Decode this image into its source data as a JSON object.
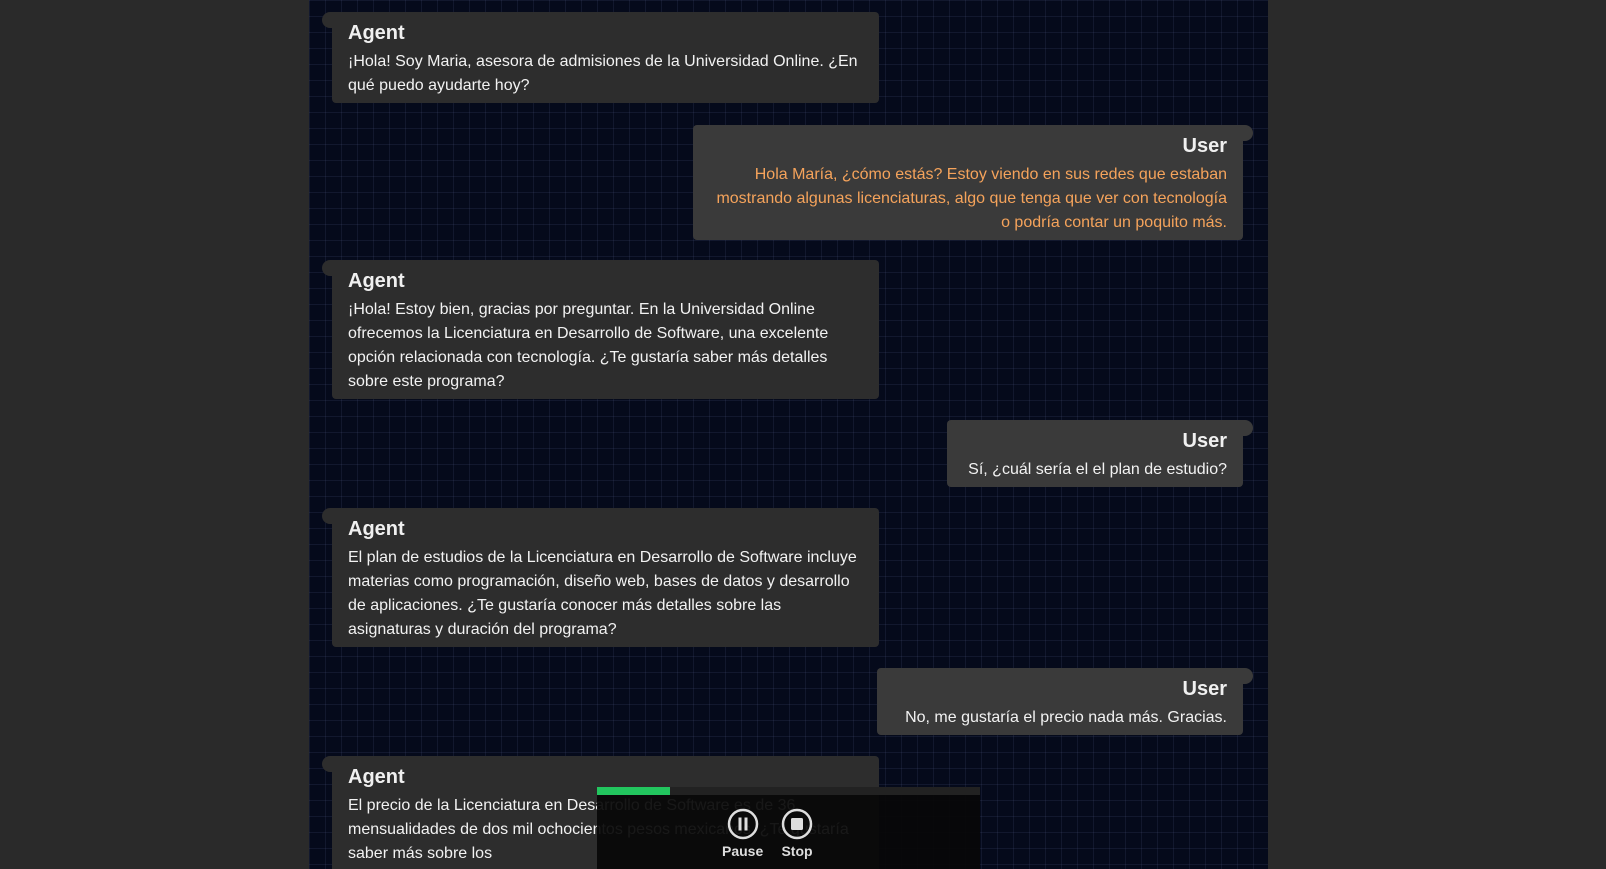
{
  "messages": [
    {
      "role": "Agent",
      "text": "¡Hola! Soy Maria, asesora de admisiones de la Universidad Online. ¿En qué puedo ayudarte hoy?"
    },
    {
      "role": "User",
      "text": "Hola María, ¿cómo estás? Estoy viendo en sus redes que estaban mostrando algunas licenciaturas, algo que tenga que ver con tecnología o podría contar un poquito más."
    },
    {
      "role": "Agent",
      "text": "¡Hola! Estoy bien, gracias por preguntar. En la Universidad Online ofrecemos la Licenciatura en Desarrollo de Software, una excelente opción relacionada con tecnología. ¿Te gustaría saber más detalles sobre este programa?"
    },
    {
      "role": "User",
      "text": "Sí, ¿cuál sería el el plan de estudio?"
    },
    {
      "role": "Agent",
      "text": "El plan de estudios de la Licenciatura en Desarrollo de Software incluye materias como programación, diseño web, bases de datos y desarrollo de aplicaciones. ¿Te gustaría conocer más detalles sobre las asignaturas y duración del programa?"
    },
    {
      "role": "User",
      "text": "No, me gustaría el precio nada más. Gracias."
    },
    {
      "role": "Agent",
      "text": "El precio de la Licenciatura en Desarrollo de Software es de 36 mensualidades de dos mil ochocientos pesos mexicanos. ¿Te gustaría saber más sobre los"
    }
  ],
  "player": {
    "progress_percent": 19,
    "pause_label": "Pause",
    "stop_label": "Stop",
    "accent": "#22c55e"
  },
  "colors": {
    "user_highlight": "#f5a35b"
  }
}
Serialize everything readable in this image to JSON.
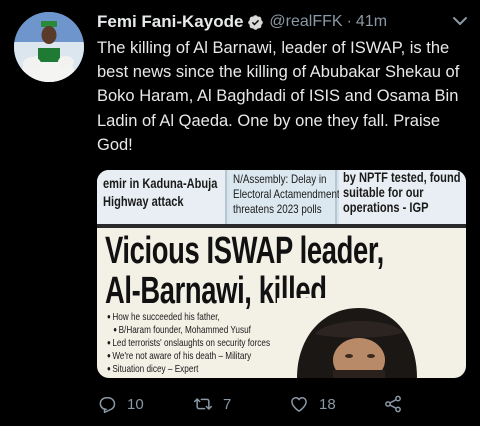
{
  "tweet": {
    "author_name": "Femi Fani-Kayode",
    "handle": "@realFFK",
    "separator": "·",
    "time": "41m",
    "text": "The killing of Al Barnawi, leader of ISWAP, is the best news since the killing of Abubakar Shekau of  Boko Haram, Al Baghdadi of ISIS and Osama Bin Ladin of Al Qaeda. One by one they fall. Praise God!",
    "verified_icon": "verified-badge-icon",
    "menu_icon": "chevron-down-icon"
  },
  "newspaper": {
    "strip": [
      {
        "text_lines": [
          "emir in Kaduna-Abuja",
          "Highway attack"
        ]
      },
      {
        "text_lines": [
          "N/Assembly: Delay in",
          "Electoral Actamendment",
          "threatens 2023 polls"
        ]
      },
      {
        "text_lines": [
          "by NPTF tested, found",
          "suitable for our",
          "operations - IGP"
        ]
      }
    ],
    "headline_line1": "Vicious ISWAP leader,",
    "headline_line2": "Al-Barnawi, killed",
    "bullets": [
      "How he succeeded his father,",
      "B/Haram founder, Mohammed Yusuf",
      "Led terrorists' onslaughts on security forces",
      "We're not aware of his death – Military",
      "Situation dicey – Expert"
    ]
  },
  "actions": {
    "reply": {
      "icon": "reply-icon",
      "count": "10"
    },
    "retweet": {
      "icon": "retweet-icon",
      "count": "7"
    },
    "like": {
      "icon": "heart-icon",
      "count": "18"
    },
    "share": {
      "icon": "share-icon"
    }
  },
  "colors": {
    "background": "#000000",
    "text_primary": "#e7e9ea",
    "text_secondary": "#8b98a5",
    "verified": "#1d9bf0"
  }
}
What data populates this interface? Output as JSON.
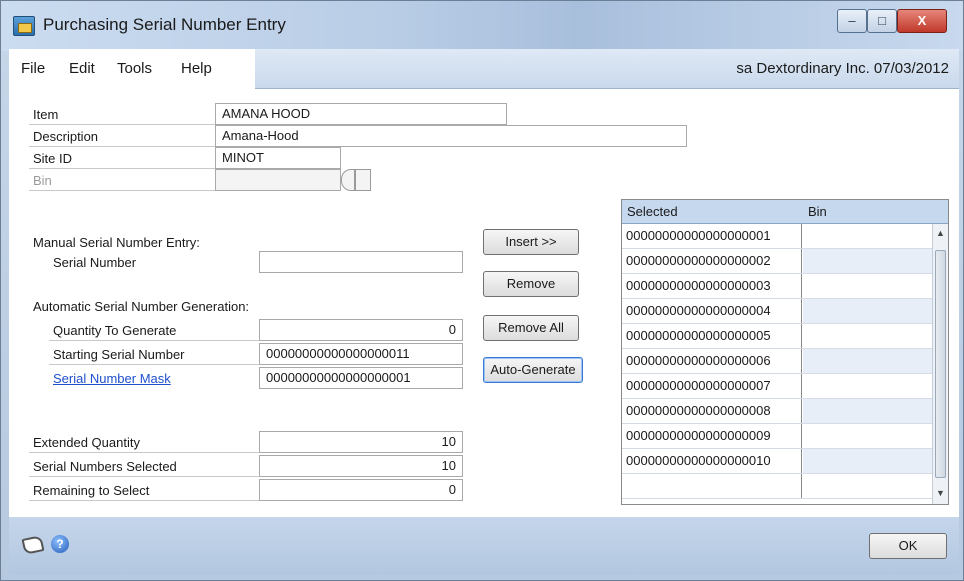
{
  "window": {
    "title": "Purchasing Serial Number Entry",
    "controls": {
      "minimize": "–",
      "maximize": "□",
      "close": "X"
    }
  },
  "menu": {
    "items": [
      "File",
      "Edit",
      "Tools",
      "Help"
    ],
    "status": "sa  Dextordinary Inc.  07/03/2012"
  },
  "form": {
    "item_label": "Item",
    "item_value": "AMANA HOOD",
    "description_label": "Description",
    "description_value": "Amana-Hood",
    "site_label": "Site ID",
    "site_value": "MINOT",
    "bin_label": "Bin",
    "bin_value": "",
    "manual_section": "Manual Serial Number Entry:",
    "serial_number_label": "Serial Number",
    "serial_number_value": "",
    "auto_section": "Automatic Serial Number Generation:",
    "qty_generate_label": "Quantity To Generate",
    "qty_generate_value": "0",
    "starting_serial_label": "Starting Serial Number",
    "starting_serial_value": "00000000000000000011",
    "mask_label": "Serial Number Mask",
    "mask_value": "00000000000000000001",
    "extended_qty_label": "Extended Quantity",
    "extended_qty_value": "10",
    "selected_label": "Serial Numbers Selected",
    "selected_value": "10",
    "remaining_label": "Remaining to Select",
    "remaining_value": "0"
  },
  "buttons": {
    "insert": "Insert >>",
    "remove": "Remove",
    "remove_all": "Remove All",
    "auto_generate": "Auto-Generate",
    "ok": "OK"
  },
  "grid": {
    "columns": [
      "Selected",
      "Bin"
    ],
    "rows": [
      {
        "selected": "00000000000000000001",
        "bin": ""
      },
      {
        "selected": "00000000000000000002",
        "bin": ""
      },
      {
        "selected": "00000000000000000003",
        "bin": ""
      },
      {
        "selected": "00000000000000000004",
        "bin": ""
      },
      {
        "selected": "00000000000000000005",
        "bin": ""
      },
      {
        "selected": "00000000000000000006",
        "bin": ""
      },
      {
        "selected": "00000000000000000007",
        "bin": ""
      },
      {
        "selected": "00000000000000000008",
        "bin": ""
      },
      {
        "selected": "00000000000000000009",
        "bin": ""
      },
      {
        "selected": "00000000000000000010",
        "bin": ""
      },
      {
        "selected": "",
        "bin": ""
      }
    ]
  },
  "icons": [
    "app-icon",
    "note-icon",
    "help-icon",
    "scroll-up-icon",
    "scroll-down-icon"
  ]
}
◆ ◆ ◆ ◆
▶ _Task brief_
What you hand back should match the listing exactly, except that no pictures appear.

▶ _Task answer_
Decode this image into its source data as a JSON object.
{
  "messages": [
    {
      "role": "Agent",
      "text": "¡Hola! Soy Maria, asesora de admisiones de la Universidad Online. ¿En qué puedo ayudarte hoy?"
    },
    {
      "role": "User",
      "text": "Hola María, ¿cómo estás? Estoy viendo en sus redes que estaban mostrando algunas licenciaturas, algo que tenga que ver con tecnología o podría contar un poquito más."
    },
    {
      "role": "Agent",
      "text": "¡Hola! Estoy bien, gracias por preguntar. En la Universidad Online ofrecemos la Licenciatura en Desarrollo de Software, una excelente opción relacionada con tecnología. ¿Te gustaría saber más detalles sobre este programa?"
    },
    {
      "role": "User",
      "text": "Sí, ¿cuál sería el el plan de estudio?"
    },
    {
      "role": "Agent",
      "text": "El plan de estudios de la Licenciatura en Desarrollo de Software incluye materias como programación, diseño web, bases de datos y desarrollo de aplicaciones. ¿Te gustaría conocer más detalles sobre las asignaturas y duración del programa?"
    },
    {
      "role": "User",
      "text": "No, me gustaría el precio nada más. Gracias."
    },
    {
      "role": "Agent",
      "text": "El precio de la Licenciatura en Desarrollo de Software es de 36 mensualidades de dos mil ochocientos pesos mexicanos. ¿Te gustaría saber más sobre los"
    }
  ],
  "player": {
    "progress_percent": 19,
    "pause_label": "Pause",
    "stop_label": "Stop",
    "accent": "#22c55e"
  },
  "colors": {
    "user_highlight": "#f5a35b"
  }
}
Serialize everything readable in this image to JSON.
{
  "tweet": {
    "author_name": "Femi Fani-Kayode",
    "handle": "@realFFK",
    "separator": "·",
    "time": "41m",
    "text": "The killing of Al Barnawi, leader of ISWAP, is the best news since the killing of Abubakar Shekau of  Boko Haram, Al Baghdadi of ISIS and Osama Bin Ladin of Al Qaeda. One by one they fall. Praise God!",
    "verified_icon": "verified-badge-icon",
    "menu_icon": "chevron-down-icon"
  },
  "newspaper": {
    "strip": [
      {
        "text_lines": [
          "emir in Kaduna-Abuja",
          "Highway attack"
        ]
      },
      {
        "text_lines": [
          "N/Assembly: Delay in",
          "Electoral Actamendment",
          "threatens 2023 polls"
        ]
      },
      {
        "text_lines": [
          "by NPTF tested, found",
          "suitable for our",
          "operations - IGP"
        ]
      }
    ],
    "headline_line1": "Vicious ISWAP leader,",
    "headline_line2": "Al-Barnawi, killed",
    "bullets": [
      "How he succeeded his father,",
      "B/Haram founder, Mohammed Yusuf",
      "Led terrorists' onslaughts on security forces",
      "We're not aware of his death – Military",
      "Situation dicey – Expert"
    ]
  },
  "actions": {
    "reply": {
      "icon": "reply-icon",
      "count": "10"
    },
    "retweet": {
      "icon": "retweet-icon",
      "count": "7"
    },
    "like": {
      "icon": "heart-icon",
      "count": "18"
    },
    "share": {
      "icon": "share-icon"
    }
  },
  "colors": {
    "background": "#000000",
    "text_primary": "#e7e9ea",
    "text_secondary": "#8b98a5",
    "verified": "#1d9bf0"
  }
}
What data populates this interface? Output as JSON.
{
  "window": {
    "title": "Purchasing Serial Number Entry",
    "controls": {
      "minimize": "–",
      "maximize": "□",
      "close": "X"
    }
  },
  "menu": {
    "items": [
      "File",
      "Edit",
      "Tools",
      "Help"
    ],
    "status": "sa  Dextordinary Inc.  07/03/2012"
  },
  "form": {
    "item_label": "Item",
    "item_value": "AMANA HOOD",
    "description_label": "Description",
    "description_value": "Amana-Hood",
    "site_label": "Site ID",
    "site_value": "MINOT",
    "bin_label": "Bin",
    "bin_value": "",
    "manual_section": "Manual Serial Number Entry:",
    "serial_number_label": "Serial Number",
    "serial_number_value": "",
    "auto_section": "Automatic Serial Number Generation:",
    "qty_generate_label": "Quantity To Generate",
    "qty_generate_value": "0",
    "starting_serial_label": "Starting Serial Number",
    "starting_serial_value": "00000000000000000011",
    "mask_label": "Serial Number Mask",
    "mask_value": "00000000000000000001",
    "extended_qty_label": "Extended Quantity",
    "extended_qty_value": "10",
    "selected_label": "Serial Numbers Selected",
    "selected_value": "10",
    "remaining_label": "Remaining to Select",
    "remaining_value": "0"
  },
  "buttons": {
    "insert": "Insert >>",
    "remove": "Remove",
    "remove_all": "Remove All",
    "auto_generate": "Auto-Generate",
    "ok": "OK"
  },
  "grid": {
    "columns": [
      "Selected",
      "Bin"
    ],
    "rows": [
      {
        "selected": "00000000000000000001",
        "bin": ""
      },
      {
        "selected": "00000000000000000002",
        "bin": ""
      },
      {
        "selected": "00000000000000000003",
        "bin": ""
      },
      {
        "selected": "00000000000000000004",
        "bin": ""
      },
      {
        "selected": "00000000000000000005",
        "bin": ""
      },
      {
        "selected": "00000000000000000006",
        "bin": ""
      },
      {
        "selected": "00000000000000000007",
        "bin": ""
      },
      {
        "selected": "00000000000000000008",
        "bin": ""
      },
      {
        "selected": "00000000000000000009",
        "bin": ""
      },
      {
        "selected": "00000000000000000010",
        "bin": ""
      },
      {
        "selected": "",
        "bin": ""
      }
    ]
  },
  "icons": [
    "app-icon",
    "note-icon",
    "help-icon",
    "scroll-up-icon",
    "scroll-down-icon"
  ]
}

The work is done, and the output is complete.